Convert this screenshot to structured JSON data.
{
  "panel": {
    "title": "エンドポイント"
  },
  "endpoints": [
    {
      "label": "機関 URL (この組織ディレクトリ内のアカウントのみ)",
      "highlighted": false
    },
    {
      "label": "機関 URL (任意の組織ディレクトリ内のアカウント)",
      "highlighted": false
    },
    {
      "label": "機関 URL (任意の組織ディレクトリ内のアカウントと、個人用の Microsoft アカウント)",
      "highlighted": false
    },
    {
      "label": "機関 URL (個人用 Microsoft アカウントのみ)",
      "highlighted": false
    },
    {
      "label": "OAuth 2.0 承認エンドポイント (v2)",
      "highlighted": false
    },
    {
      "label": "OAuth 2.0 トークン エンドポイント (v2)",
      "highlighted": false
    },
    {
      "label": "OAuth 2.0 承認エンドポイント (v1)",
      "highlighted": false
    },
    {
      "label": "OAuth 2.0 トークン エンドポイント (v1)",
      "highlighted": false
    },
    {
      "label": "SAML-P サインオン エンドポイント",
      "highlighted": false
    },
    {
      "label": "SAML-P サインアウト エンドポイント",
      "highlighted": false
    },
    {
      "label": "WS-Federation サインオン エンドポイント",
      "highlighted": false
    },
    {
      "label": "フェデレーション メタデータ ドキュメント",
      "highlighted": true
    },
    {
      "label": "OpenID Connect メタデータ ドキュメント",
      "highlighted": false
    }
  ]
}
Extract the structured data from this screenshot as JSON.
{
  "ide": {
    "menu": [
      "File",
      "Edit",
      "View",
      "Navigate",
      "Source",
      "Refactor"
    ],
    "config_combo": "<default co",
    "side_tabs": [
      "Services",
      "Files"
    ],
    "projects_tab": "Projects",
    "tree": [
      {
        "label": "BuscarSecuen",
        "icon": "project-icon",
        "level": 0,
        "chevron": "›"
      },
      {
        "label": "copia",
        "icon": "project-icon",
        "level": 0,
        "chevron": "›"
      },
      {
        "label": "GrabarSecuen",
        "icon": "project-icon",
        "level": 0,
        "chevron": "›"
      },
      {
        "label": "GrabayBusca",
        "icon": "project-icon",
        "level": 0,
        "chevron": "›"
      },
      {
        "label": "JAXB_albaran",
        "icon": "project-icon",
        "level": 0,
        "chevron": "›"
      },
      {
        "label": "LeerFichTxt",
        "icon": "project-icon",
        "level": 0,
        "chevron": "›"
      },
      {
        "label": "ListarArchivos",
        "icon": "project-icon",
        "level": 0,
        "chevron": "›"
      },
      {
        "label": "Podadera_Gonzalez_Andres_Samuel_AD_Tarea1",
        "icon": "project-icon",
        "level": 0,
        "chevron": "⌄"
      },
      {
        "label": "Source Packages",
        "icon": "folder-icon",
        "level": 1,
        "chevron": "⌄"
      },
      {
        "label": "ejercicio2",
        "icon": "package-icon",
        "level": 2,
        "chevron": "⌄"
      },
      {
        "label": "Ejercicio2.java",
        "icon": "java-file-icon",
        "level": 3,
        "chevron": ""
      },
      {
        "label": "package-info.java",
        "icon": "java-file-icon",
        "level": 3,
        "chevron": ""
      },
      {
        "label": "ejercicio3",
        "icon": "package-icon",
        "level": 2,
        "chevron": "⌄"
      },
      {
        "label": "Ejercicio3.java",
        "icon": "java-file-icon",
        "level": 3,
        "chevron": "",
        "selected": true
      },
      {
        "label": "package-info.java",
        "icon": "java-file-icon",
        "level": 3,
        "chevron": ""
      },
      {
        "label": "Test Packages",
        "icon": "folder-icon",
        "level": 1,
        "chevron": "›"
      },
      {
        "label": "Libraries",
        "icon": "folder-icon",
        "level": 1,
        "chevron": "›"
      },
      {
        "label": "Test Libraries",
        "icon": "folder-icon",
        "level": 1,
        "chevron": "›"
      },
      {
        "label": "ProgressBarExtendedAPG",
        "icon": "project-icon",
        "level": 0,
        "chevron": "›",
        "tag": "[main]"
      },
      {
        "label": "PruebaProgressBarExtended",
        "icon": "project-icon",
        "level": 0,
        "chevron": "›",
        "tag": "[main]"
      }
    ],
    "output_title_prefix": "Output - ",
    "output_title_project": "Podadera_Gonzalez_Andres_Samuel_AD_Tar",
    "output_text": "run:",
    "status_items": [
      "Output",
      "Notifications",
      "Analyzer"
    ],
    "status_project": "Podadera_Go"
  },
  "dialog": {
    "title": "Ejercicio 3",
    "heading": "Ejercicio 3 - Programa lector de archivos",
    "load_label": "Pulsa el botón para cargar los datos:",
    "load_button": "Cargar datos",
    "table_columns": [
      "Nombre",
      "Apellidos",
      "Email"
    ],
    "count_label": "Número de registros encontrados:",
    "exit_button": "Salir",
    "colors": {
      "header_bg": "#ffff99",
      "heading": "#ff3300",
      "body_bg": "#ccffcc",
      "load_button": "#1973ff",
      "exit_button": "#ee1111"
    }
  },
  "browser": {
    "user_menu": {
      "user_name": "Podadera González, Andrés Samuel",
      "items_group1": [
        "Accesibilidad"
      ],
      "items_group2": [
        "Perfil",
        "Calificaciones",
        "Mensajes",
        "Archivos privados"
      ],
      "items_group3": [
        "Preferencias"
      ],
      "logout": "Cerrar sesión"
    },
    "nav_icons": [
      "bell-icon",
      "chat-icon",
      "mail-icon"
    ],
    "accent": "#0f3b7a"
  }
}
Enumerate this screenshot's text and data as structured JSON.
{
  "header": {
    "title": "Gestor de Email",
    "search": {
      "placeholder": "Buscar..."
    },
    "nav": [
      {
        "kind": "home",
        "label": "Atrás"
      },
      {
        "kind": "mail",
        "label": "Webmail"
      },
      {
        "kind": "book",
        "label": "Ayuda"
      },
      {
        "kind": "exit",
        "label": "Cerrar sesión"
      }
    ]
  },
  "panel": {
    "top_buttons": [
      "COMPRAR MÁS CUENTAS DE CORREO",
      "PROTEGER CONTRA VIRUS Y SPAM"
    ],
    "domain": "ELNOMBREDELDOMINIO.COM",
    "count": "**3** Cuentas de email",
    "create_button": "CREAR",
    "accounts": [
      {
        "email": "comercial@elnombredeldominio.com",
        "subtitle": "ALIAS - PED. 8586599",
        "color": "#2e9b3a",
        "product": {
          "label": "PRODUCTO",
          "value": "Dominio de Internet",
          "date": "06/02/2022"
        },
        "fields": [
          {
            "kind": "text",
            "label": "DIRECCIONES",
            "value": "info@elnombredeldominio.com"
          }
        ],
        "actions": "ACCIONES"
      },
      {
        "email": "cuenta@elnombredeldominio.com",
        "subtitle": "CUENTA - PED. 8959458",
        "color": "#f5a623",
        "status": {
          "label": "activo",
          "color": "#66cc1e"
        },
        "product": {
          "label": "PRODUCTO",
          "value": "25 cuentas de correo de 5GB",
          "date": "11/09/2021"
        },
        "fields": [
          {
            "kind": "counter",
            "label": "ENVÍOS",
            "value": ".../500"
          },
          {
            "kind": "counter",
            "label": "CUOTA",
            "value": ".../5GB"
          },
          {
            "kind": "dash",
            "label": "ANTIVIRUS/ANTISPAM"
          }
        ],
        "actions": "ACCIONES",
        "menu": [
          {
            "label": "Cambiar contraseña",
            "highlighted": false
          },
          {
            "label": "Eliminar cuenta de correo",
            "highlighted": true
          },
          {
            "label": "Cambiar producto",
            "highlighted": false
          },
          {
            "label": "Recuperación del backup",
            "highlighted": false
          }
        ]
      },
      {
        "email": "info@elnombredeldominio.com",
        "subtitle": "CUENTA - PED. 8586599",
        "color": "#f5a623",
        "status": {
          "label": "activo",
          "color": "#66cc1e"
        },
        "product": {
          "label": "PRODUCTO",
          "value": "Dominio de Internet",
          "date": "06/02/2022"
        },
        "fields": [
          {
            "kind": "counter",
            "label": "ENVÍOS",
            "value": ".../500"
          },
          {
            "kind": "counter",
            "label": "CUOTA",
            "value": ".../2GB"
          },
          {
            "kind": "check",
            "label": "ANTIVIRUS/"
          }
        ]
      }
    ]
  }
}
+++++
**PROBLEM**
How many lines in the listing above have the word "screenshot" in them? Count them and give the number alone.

**RESPONSE AREA**
3